I urge prayers for the city of Chicago during and after the trial. This is a defining moment for Chicago. This is an effort to address what we're for as United Methodists, not what we're against. We're not against police officers; like all professions, including clergy, there are moments of accountability for those who abuse their office. We don't wish revenge on Officer Van Dyke; we pray for a fair and just trial and outcome.

While this is a trial about one individual who is being held accountable for his actions, it is also about accountability in all police shootings. Our concern is underscored by the 2016 U.S. Justice Department's 14-point report calling for the need for reform of the Chicago Police Department.

I call upon United Methodists to pray, to become aware of the particulars regarding this case and as you are able to take an active role in peaceful public actions to restore the shalom of God to the city. A good resource is the WBEZ podcast: 16 Shots (click here to listen). It gives the backstory and the day-by-day report of what is happening in the trial, examining all the parties involved in the courtroom. Also, the podcast makes Laquan a real human being, not just a name in the news, as his friends and family talk about him.

And as we pray, yard signs will be made available to churches (and members) to display. The signs will read:



Other displayed messages that read "we are praying for the city of Chicago and justice" are also encouraged. You can request a yard sign via an email to Include your church name, church address, contact phone number and contact person.

Every day during the trial there will be gatherings in front of the courthouse (2650 S. California, Chicago). On September 24 at 10 a.m. United Methodists will be leading a worship service of prayer, singing, scripture, and sign-acts. All United Methodists and friends are invited to join me and others as we share our message and practice our open table of communion.

For those in the suburbs of Chicago and beyond, I would also encourage you to hold the city of Chicago up in your prayers throughout this trial and the announcement of its verdict. As the scriptures say, the welfare of the city is everyone's welfare or future well-being. This trial in Chicago will impact people far beyond the city limits. Furthermore, where one suffers, we all suffer. Let us pray together as one body.

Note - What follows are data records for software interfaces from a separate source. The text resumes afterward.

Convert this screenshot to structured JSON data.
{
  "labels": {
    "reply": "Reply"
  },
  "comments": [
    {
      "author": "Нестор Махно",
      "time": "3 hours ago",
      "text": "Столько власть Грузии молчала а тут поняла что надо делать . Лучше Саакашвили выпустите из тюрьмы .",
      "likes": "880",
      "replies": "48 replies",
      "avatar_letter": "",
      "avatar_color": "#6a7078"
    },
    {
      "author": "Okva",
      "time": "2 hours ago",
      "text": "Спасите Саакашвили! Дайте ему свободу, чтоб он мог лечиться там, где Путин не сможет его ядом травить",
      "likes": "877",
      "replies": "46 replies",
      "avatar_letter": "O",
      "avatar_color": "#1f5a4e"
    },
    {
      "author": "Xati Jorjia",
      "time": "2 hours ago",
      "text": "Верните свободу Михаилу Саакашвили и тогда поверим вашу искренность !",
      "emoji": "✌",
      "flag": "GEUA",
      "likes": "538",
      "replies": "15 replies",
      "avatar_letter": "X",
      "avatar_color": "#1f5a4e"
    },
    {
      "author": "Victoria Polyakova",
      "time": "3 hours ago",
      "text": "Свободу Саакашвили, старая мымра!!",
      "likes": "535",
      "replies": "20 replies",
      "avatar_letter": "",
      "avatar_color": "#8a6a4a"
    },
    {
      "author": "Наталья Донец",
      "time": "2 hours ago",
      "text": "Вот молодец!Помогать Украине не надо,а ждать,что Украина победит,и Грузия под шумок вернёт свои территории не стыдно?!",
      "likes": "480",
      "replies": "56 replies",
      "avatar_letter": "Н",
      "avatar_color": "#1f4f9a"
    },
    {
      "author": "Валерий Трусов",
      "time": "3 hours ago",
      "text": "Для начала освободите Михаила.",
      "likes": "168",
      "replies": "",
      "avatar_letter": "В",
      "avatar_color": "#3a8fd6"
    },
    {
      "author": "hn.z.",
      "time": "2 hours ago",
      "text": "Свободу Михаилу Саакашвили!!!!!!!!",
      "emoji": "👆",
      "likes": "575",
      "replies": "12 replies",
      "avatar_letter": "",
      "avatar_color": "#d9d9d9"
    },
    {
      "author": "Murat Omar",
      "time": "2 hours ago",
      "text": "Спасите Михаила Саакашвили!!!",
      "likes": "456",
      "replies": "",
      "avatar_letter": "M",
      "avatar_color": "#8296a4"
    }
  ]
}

For churches within Chicago, the trial is a significant moment for Chicago and will have national implications. As one of our clergy said, "We're irrelevant in Chicago if we have nothing to say or do about this trial."

Thank you for your prayers in advance. ~Sally Dyck"